Who’s up for a friendly neighborhood reminder that the global marketplace is underpinned by automated, high-frequency trading to a nearly incomprehensible degree? Good, then—a new report highlights the still-growing dominance of automation in futures markets: For starters, over two-thirds of livestock futures trading is carried out automatically, and 91 percent of all currency futures trading is now done with nary a human involved.
Or, “Automation is the future of futures markets,” as the Financial Times put it in their headline describing the report.
The study was conducted by the market intelligence branch of the Division of Market Oversight of the U.S. Commodity Futures Trading Commission, which examined eight markets overseen by the CME Group—the world’s biggest exchange company—and found that automation now accounts for the vast majority of the share of trades in each.
Futures trading is the buying or selling of something—oil, corn, gold, etc.—at a future date, at a set price and quantity. Metals futures, energies, financials, equities, grains, and oilseeds—each of these markets is substantially automated. In fact, livestock futures saw the lowest share of automated trades and is the only market examined wherein less than 70 percent of the trades were automated. The study’s authors conclude that “automation has increased consistently” over a six-year period.
Why does it matter if increasingly large amounts of capital are automatically changing hands at speeds of fractions of a second? The biggest concerns are heightened volatility in the markets and overreactions to changing trends in a given market, which the high-frequency trading algorithms can overinterpret, potentially exacerbating a financial downturn.
There have been a few high-profile HFT-spurred shocks to the market thus far, and the fear is that once there are too many systems on autopilot, and they all start responding to the wrong signals, it might cause chaos throughout global markets, affecting the economy accordingly.
In the case of the futures market study, the regulators did observe that “historical end-of-day price volatility was positively correlated with the average number of daily price changes,” but found that no such correlation between automation and volatility was conclusive.

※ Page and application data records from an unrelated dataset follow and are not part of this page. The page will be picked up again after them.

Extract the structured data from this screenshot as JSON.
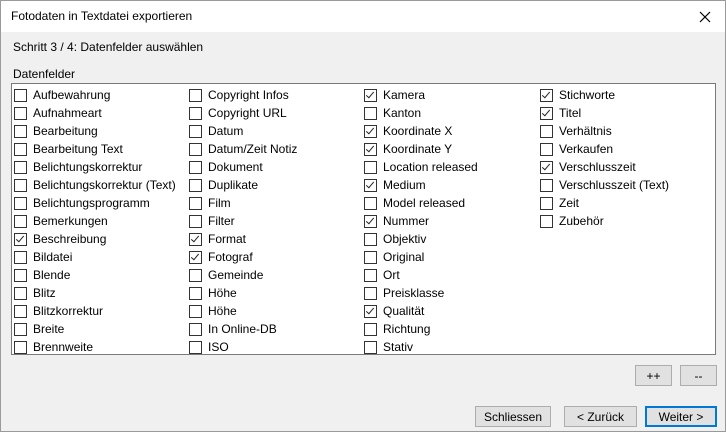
{
  "window": {
    "title": "Fotodaten in Textdatei exportieren",
    "close_glyph": "✕"
  },
  "step_label": "Schritt 3 / 4: Datenfelder auswählen",
  "group_label": "Datenfelder",
  "columns": [
    [
      {
        "label": "Aufbewahrung",
        "checked": false
      },
      {
        "label": "Aufnahmeart",
        "checked": false
      },
      {
        "label": "Bearbeitung",
        "checked": false
      },
      {
        "label": "Bearbeitung Text",
        "checked": false
      },
      {
        "label": "Belichtungskorrektur",
        "checked": false
      },
      {
        "label": "Belichtungskorrektur (Text)",
        "checked": false
      },
      {
        "label": "Belichtungsprogramm",
        "checked": false
      },
      {
        "label": "Bemerkungen",
        "checked": false
      },
      {
        "label": "Beschreibung",
        "checked": true
      },
      {
        "label": "Bildatei",
        "checked": false
      },
      {
        "label": "Blende",
        "checked": false
      },
      {
        "label": "Blitz",
        "checked": false
      },
      {
        "label": "Blitzkorrektur",
        "checked": false
      },
      {
        "label": "Breite",
        "checked": false
      },
      {
        "label": "Brennweite",
        "checked": false
      }
    ],
    [
      {
        "label": "Copyright Infos",
        "checked": false
      },
      {
        "label": "Copyright URL",
        "checked": false
      },
      {
        "label": "Datum",
        "checked": false
      },
      {
        "label": "Datum/Zeit Notiz",
        "checked": false
      },
      {
        "label": "Dokument",
        "checked": false
      },
      {
        "label": "Duplikate",
        "checked": false
      },
      {
        "label": "Film",
        "checked": false
      },
      {
        "label": "Filter",
        "checked": false
      },
      {
        "label": "Format",
        "checked": true
      },
      {
        "label": "Fotograf",
        "checked": true
      },
      {
        "label": "Gemeinde",
        "checked": false
      },
      {
        "label": "Höhe",
        "checked": false
      },
      {
        "label": "Höhe",
        "checked": false
      },
      {
        "label": "In Online-DB",
        "checked": false
      },
      {
        "label": "ISO",
        "checked": false
      }
    ],
    [
      {
        "label": "Kamera",
        "checked": true
      },
      {
        "label": "Kanton",
        "checked": false
      },
      {
        "label": "Koordinate X",
        "checked": true
      },
      {
        "label": "Koordinate Y",
        "checked": true
      },
      {
        "label": "Location released",
        "checked": false
      },
      {
        "label": "Medium",
        "checked": true
      },
      {
        "label": "Model released",
        "checked": false
      },
      {
        "label": "Nummer",
        "checked": true
      },
      {
        "label": "Objektiv",
        "checked": false
      },
      {
        "label": "Original",
        "checked": false
      },
      {
        "label": "Ort",
        "checked": false
      },
      {
        "label": "Preisklasse",
        "checked": false
      },
      {
        "label": "Qualität",
        "checked": true
      },
      {
        "label": "Richtung",
        "checked": false
      },
      {
        "label": "Stativ",
        "checked": false
      }
    ],
    [
      {
        "label": "Stichworte",
        "checked": true
      },
      {
        "label": "Titel",
        "checked": true
      },
      {
        "label": "Verhältnis",
        "checked": false
      },
      {
        "label": "Verkaufen",
        "checked": false
      },
      {
        "label": "Verschlusszeit",
        "checked": true
      },
      {
        "label": "Verschlusszeit (Text)",
        "checked": false
      },
      {
        "label": "Zeit",
        "checked": false
      },
      {
        "label": "Zubehör",
        "checked": false
      }
    ]
  ],
  "select_all_label": "++",
  "deselect_all_label": "--",
  "close_label": "Schliessen",
  "back_label": "< Zurück",
  "next_label": "Weiter >"
}
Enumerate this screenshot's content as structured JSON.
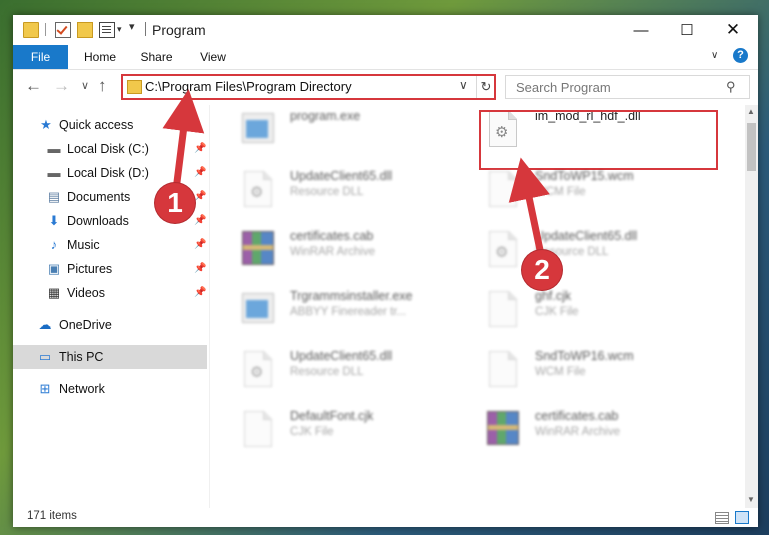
{
  "window": {
    "title": "Program",
    "controls": {
      "minimize": "—",
      "maximize": "☐",
      "close": "✕"
    }
  },
  "ribbon": {
    "tabs": [
      {
        "label": "File"
      },
      {
        "label": "Home"
      },
      {
        "label": "Share"
      },
      {
        "label": "View"
      }
    ],
    "expand_icon": "chevron-down-icon",
    "help_glyph": "?"
  },
  "nav": {
    "address": "C:\\Program Files\\Program Directory",
    "search_placeholder": "Search Program"
  },
  "sidebar": {
    "items": [
      {
        "label": "Quick access",
        "icon": "star-icon"
      },
      {
        "label": "Local Disk (C:)",
        "icon": "drive-icon",
        "pinned": true
      },
      {
        "label": "Local Disk (D:)",
        "icon": "drive-icon",
        "pinned": true
      },
      {
        "label": "Documents",
        "icon": "documents-icon",
        "pinned": true
      },
      {
        "label": "Downloads",
        "icon": "download-icon",
        "pinned": true
      },
      {
        "label": "Music",
        "icon": "music-icon",
        "pinned": true
      },
      {
        "label": "Pictures",
        "icon": "pictures-icon",
        "pinned": true
      },
      {
        "label": "Videos",
        "icon": "videos-icon",
        "pinned": true
      },
      {
        "label": "OneDrive",
        "icon": "cloud-icon"
      },
      {
        "label": "This PC",
        "icon": "computer-icon",
        "selected": true
      },
      {
        "label": "Network",
        "icon": "network-icon"
      }
    ]
  },
  "files": [
    {
      "name": "program.exe",
      "type": "",
      "icon": "exe-icon"
    },
    {
      "name": "im_mod_rl_hdf_.dll",
      "type": "",
      "icon": "dll-icon",
      "highlighted": true
    },
    {
      "name": "UpdateClient65.dll",
      "type": "Resource DLL",
      "icon": "dll-icon"
    },
    {
      "name": "SndToWP15.wcm",
      "type": "WCM File",
      "icon": "file-icon"
    },
    {
      "name": "certificates.cab",
      "type": "WinRAR Archive",
      "icon": "rar-icon"
    },
    {
      "name": "UpdateClient65.dll",
      "type": "Resource DLL",
      "icon": "dll-icon"
    },
    {
      "name": "Trgrammsinstaller.exe",
      "type": "ABBYY Finereader tr...",
      "icon": "exe-icon"
    },
    {
      "name": "ghf.cjk",
      "type": "CJK File",
      "icon": "file-icon"
    },
    {
      "name": "UpdateClient65.dll",
      "type": "Resource DLL",
      "icon": "dll-icon"
    },
    {
      "name": "SndToWP16.wcm",
      "type": "WCM File",
      "icon": "file-icon"
    },
    {
      "name": "DefaultFont.cjk",
      "type": "CJK File",
      "icon": "file-icon"
    },
    {
      "name": "certificates.cab",
      "type": "WinRAR Archive",
      "icon": "rar-icon"
    }
  ],
  "status": {
    "item_count": "171 items"
  },
  "annotations": {
    "step1": "1",
    "step2": "2",
    "color": "#d6373c"
  }
}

So while automation is continuing to dominate the vast majority of trades in the futures market, it’s still unclear what, exactly the impact of a largely human-free marketplace will be.